Feeding your livestock Trees!
Jul 09, 2014
Prior to 1940, farmers turning their pigs out into the wooded areas of their farms in the Southeastern part of this country was a very common practice. In the winter the pigs were than brought back to the farm "proper" and fed left-over corn stalks and other crop residues. The hardwood species of tree’s such as the mighty oaks and chestnuts throughout the Appalachian region provided nut’s which pig’s love, and fortunately do very well on. Pigs are still fed chestnuts but by a much smaller percentage of producers, and those pigs that are, are reported by consumers to be the sweetest tasting pork they’ve ever had. The tall broad branched Chestnut tree’s also provided much needed shade during the sweltering heat of the summer. Another nut favored by pigs and their producers are Acorns. Pig’s fed acorns are very low in saturated fat and high in healthy Oleic Acid, which is another advantage for producers and consumers alike. In Spain this type of pork sell’s for up to $40 per pound!! Unfortunately you’ll be hard pressed to find anyone in this country willing to pay $15 per pound for healthy Pork. Sorry, but don’t let the prior mentioned statistics burst your bubble.

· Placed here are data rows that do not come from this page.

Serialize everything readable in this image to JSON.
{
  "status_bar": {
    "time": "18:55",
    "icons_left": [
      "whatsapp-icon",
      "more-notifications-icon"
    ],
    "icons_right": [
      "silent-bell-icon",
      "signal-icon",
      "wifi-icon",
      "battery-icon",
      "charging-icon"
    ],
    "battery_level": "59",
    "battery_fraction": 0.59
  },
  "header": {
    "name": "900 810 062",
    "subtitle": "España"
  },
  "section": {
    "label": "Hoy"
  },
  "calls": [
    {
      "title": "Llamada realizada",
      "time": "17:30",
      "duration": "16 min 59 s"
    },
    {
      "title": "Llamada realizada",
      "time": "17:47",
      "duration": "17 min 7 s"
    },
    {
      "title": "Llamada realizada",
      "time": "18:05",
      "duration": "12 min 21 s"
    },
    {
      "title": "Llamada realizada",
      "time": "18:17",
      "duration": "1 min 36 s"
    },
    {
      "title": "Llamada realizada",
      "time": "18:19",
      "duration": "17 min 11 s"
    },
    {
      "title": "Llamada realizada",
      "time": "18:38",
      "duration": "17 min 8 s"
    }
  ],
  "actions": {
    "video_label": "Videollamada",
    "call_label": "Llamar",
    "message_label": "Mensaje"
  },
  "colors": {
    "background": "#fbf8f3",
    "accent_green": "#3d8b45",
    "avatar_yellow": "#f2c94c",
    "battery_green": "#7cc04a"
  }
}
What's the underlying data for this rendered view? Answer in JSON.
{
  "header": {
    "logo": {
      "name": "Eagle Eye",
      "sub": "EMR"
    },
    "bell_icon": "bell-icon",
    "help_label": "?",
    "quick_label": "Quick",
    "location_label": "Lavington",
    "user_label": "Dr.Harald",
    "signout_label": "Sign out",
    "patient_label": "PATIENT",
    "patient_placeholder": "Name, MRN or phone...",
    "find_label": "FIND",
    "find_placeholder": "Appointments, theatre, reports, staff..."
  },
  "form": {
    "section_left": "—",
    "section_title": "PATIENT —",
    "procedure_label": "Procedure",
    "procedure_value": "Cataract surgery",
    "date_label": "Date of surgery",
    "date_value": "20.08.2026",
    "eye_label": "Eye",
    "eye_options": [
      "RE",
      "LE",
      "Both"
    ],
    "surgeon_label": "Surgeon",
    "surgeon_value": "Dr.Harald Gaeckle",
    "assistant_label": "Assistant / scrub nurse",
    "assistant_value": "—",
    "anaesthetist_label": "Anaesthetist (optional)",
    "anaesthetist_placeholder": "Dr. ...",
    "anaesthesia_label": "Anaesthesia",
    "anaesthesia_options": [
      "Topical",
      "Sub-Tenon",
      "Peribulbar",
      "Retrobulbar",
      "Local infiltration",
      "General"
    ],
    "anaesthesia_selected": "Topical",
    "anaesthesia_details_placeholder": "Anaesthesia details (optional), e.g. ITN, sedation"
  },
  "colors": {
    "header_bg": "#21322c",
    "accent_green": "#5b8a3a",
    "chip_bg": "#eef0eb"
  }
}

If you’ve seen the movie FOOD INC., than you know who Virginia farmer Joel Salatin is. He is the best example of a sustainable farmer that I can think of. If you ever have the time to hear him speak or visit his farm DO IT! You’ll be glad you did. Joel say’s that pigs are excellent at taking recently logged forest land and transforming it into lush pasture. He also stated that pig’s love the roots and bark of left-over saplings and will eat the left behind roots and bark from cut trees. But you need to get them out there as soon as possible, because pigs are "ground oriented", he stated that they will ignore anything over 24" high. Joel’s oldest pig pastures have self-produced a mixture of perennial ryegrass & crabgrass. He has no idea where the seeds came from because he didn’t seed the pastures with those varieties. And those pig pastures are the only pastures on his sprawling Virginia farm with perennial ryegrass. Pretty cool huh?
In a silvopasture the air temperature difference on a hot day is up to 20 degrees lower, compared with the temperature just a few feet away where there are no trees. In cold weather it would be the opposite: warmer near the trees and colder farther away.
And this is by far the best reason to try silvopasturing, horn fly problems will be reduced to almost nonexistent by the birds and microorganisms attracted in this grazing environment.
So if you have land that has been logged recently and in most cases the pitch of land is much steeper than you would like to try and mow with your brush hog & tractor, try a forest hog! Berkshires, Hampshires, Yorkshires and our favorites Tam-Roc PIGS, are best suited for this kind of land clearing. For a silvopasture grazing system to work successfully you must have a commitment to intensive forage, livestock and timber management. And last but not least, an intensive livestock grazing rotation is a must to keep your silvopasture healthy & productive for the next 50-100 years!